- _What the task requires_
Check every line of the data for the string "true" and copy the ones that have it.

- _Provided records_
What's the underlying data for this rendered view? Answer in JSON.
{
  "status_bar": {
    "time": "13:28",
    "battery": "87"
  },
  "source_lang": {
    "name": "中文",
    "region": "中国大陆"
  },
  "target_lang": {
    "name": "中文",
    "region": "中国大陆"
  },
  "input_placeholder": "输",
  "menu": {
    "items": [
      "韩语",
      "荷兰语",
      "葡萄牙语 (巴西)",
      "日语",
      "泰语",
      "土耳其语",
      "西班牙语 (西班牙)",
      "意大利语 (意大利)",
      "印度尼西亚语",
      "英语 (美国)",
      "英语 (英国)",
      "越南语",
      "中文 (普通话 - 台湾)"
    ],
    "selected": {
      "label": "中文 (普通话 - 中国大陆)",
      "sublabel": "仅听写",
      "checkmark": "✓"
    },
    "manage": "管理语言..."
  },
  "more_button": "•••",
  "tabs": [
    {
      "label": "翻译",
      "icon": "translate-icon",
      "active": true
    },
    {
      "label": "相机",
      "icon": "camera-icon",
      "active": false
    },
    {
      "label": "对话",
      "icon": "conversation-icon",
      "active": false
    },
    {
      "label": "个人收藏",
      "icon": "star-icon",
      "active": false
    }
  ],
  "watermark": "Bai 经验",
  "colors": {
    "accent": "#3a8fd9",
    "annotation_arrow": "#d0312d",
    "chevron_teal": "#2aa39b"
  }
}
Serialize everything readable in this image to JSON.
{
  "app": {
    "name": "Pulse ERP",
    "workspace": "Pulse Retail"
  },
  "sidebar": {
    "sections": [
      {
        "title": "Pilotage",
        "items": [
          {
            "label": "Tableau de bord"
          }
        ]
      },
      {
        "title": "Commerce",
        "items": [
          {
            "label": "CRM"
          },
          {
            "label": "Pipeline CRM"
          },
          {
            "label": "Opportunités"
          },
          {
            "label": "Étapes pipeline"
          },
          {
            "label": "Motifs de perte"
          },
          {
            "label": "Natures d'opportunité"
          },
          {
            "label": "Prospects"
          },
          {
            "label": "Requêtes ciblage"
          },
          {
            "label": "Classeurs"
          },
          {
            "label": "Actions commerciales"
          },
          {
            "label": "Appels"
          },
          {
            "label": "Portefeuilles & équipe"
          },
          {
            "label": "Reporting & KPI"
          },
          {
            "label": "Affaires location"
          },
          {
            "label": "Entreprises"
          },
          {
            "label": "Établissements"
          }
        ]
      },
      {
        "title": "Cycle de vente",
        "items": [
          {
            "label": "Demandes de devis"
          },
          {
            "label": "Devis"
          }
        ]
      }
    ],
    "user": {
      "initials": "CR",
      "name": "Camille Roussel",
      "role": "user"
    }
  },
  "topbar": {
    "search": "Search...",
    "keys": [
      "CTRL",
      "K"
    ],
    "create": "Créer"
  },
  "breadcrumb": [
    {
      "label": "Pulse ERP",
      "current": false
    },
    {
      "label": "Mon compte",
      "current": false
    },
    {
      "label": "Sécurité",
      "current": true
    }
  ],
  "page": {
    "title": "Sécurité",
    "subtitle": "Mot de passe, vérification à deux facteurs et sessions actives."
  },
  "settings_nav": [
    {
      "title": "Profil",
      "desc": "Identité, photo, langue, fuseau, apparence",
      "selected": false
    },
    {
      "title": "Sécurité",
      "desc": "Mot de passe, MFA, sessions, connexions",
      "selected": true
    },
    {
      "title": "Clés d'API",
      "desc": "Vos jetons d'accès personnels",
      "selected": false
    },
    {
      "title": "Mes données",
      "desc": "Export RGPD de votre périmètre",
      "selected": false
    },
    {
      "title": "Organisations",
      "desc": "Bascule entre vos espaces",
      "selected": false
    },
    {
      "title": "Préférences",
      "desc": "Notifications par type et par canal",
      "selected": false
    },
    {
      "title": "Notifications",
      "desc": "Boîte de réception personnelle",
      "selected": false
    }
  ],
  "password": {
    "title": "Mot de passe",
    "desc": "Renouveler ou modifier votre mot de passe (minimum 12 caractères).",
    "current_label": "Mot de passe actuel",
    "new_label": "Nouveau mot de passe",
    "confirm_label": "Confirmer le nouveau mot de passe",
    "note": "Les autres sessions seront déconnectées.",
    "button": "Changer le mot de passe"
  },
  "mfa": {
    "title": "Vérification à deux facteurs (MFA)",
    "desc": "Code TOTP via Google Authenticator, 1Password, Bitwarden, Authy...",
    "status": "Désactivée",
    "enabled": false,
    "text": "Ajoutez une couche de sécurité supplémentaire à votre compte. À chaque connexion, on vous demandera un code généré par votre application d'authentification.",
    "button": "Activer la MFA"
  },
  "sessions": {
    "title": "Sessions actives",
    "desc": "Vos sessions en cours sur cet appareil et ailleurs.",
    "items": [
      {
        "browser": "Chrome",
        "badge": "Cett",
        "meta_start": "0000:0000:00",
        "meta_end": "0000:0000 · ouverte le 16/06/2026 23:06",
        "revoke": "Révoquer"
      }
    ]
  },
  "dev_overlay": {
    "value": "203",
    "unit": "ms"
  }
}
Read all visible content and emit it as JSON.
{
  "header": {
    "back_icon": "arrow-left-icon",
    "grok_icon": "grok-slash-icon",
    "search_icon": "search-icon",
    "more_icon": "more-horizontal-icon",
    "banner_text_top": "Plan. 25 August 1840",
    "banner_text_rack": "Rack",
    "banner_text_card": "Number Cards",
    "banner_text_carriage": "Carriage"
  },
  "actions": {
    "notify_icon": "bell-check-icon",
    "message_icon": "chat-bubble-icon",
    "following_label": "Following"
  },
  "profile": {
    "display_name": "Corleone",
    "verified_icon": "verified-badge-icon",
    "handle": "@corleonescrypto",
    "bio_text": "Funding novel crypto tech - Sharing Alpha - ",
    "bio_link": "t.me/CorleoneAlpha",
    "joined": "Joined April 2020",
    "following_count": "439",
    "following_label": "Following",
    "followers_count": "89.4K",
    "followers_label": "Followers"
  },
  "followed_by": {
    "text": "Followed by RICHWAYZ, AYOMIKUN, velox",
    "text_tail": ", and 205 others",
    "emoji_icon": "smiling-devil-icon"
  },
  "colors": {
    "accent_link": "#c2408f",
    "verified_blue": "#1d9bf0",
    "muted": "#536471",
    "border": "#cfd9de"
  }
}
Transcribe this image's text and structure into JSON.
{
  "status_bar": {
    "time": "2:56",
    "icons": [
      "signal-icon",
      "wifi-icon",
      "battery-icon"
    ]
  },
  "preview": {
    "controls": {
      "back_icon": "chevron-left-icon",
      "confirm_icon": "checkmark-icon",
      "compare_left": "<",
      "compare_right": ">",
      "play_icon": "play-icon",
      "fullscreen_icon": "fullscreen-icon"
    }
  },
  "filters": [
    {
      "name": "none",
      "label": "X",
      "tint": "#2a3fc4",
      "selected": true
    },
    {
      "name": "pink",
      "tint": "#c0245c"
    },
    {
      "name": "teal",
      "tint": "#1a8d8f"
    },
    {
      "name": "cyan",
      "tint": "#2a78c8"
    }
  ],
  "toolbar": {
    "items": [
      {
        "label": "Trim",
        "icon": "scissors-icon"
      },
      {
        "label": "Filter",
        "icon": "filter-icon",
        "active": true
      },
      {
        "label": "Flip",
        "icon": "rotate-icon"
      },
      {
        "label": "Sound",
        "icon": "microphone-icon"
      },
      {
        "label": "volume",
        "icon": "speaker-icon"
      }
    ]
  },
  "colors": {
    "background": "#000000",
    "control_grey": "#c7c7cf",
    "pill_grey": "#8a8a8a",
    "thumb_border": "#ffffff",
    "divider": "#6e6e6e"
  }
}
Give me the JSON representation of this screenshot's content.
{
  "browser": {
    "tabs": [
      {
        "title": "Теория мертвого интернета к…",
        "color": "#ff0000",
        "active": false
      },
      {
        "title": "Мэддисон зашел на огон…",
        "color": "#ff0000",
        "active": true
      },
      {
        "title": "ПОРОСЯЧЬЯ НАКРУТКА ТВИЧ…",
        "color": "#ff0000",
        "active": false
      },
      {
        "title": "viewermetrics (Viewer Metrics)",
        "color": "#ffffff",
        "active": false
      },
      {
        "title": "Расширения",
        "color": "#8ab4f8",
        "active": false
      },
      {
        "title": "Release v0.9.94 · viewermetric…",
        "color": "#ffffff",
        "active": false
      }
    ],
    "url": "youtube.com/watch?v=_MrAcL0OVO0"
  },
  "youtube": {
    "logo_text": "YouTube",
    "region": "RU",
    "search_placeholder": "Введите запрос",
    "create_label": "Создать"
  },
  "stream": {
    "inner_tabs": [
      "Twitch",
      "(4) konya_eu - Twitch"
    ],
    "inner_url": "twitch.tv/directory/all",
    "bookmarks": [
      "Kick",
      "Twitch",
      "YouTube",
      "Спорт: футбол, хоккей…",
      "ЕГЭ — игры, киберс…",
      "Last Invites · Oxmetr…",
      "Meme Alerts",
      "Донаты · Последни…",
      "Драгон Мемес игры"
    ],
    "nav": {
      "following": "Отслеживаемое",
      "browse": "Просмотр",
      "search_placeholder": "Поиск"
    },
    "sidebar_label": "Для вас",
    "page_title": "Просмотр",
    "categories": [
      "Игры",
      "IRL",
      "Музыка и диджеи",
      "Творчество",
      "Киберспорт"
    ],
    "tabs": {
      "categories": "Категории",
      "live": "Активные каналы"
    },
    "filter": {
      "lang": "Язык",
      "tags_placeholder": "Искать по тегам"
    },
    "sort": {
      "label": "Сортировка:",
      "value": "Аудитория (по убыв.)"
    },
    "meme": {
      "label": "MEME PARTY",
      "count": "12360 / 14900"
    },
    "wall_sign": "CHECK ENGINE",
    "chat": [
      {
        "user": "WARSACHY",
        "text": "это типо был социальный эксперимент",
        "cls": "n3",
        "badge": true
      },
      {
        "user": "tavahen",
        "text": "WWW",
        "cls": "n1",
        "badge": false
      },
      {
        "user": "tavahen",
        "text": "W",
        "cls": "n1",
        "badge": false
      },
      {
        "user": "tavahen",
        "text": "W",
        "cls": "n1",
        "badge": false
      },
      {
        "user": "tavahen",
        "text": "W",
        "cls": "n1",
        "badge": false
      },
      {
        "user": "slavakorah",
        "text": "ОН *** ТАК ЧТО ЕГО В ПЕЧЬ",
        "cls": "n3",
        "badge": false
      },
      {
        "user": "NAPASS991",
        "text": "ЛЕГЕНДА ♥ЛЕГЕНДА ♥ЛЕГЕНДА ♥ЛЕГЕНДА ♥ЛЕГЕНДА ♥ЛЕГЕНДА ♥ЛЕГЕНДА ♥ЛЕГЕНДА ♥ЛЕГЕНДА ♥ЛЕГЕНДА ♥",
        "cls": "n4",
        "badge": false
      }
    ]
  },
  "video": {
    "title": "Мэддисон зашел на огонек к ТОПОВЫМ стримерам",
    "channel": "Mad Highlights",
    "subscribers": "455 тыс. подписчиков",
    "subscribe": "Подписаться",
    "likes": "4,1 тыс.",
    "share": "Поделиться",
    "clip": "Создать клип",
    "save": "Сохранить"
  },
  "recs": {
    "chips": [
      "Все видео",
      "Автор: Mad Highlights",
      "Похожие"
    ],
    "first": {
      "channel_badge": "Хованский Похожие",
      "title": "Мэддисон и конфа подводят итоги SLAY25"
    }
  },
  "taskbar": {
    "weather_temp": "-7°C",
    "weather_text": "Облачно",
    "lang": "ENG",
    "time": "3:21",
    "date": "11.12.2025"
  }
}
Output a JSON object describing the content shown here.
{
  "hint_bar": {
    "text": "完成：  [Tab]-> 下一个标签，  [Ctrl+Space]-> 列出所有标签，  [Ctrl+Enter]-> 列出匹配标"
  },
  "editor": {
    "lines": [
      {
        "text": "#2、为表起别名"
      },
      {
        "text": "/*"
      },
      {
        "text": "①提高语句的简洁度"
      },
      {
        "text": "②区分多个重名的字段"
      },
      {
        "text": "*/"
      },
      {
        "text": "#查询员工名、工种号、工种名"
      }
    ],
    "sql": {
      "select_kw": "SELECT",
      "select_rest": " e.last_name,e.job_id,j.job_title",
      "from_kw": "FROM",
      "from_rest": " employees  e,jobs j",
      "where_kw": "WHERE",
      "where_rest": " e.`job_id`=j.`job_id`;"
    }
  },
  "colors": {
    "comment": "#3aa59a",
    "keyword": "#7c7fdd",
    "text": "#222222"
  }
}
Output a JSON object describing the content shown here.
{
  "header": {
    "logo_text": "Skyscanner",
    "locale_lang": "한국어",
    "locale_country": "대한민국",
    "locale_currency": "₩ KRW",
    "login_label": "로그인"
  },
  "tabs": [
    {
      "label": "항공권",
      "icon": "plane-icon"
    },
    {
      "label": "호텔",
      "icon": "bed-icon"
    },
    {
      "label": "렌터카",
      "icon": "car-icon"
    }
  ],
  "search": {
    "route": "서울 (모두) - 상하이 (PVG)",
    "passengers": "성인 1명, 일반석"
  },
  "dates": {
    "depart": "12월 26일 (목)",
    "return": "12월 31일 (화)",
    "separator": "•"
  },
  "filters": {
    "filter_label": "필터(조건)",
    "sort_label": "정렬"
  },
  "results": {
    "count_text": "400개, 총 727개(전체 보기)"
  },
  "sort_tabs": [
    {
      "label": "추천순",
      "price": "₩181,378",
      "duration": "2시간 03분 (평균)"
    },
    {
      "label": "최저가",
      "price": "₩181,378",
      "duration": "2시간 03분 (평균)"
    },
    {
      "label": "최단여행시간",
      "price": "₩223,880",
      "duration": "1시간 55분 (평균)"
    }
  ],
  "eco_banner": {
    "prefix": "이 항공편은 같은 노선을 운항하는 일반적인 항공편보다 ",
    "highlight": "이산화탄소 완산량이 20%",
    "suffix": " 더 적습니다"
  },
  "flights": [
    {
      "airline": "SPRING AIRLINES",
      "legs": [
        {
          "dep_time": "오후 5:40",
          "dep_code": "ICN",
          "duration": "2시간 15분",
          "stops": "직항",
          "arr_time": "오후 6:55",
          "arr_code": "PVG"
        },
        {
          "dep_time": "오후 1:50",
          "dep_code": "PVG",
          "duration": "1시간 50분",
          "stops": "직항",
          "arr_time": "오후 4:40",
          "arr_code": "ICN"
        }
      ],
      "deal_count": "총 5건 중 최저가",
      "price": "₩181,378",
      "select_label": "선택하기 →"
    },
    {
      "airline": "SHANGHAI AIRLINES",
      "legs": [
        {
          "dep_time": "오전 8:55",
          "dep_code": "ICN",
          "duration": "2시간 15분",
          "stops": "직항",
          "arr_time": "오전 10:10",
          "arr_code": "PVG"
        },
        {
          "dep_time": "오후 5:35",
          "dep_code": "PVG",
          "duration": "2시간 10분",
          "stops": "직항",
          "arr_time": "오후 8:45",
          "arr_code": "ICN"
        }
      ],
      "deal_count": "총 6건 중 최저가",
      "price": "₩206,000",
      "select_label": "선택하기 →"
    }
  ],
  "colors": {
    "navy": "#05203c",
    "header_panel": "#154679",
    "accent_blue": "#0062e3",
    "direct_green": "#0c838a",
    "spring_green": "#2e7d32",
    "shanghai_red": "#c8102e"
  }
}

- _Task result_
      "active": true
      "current": true
      "selected": true
      "selected": true
        "active": true
        "active": true
        "badge": true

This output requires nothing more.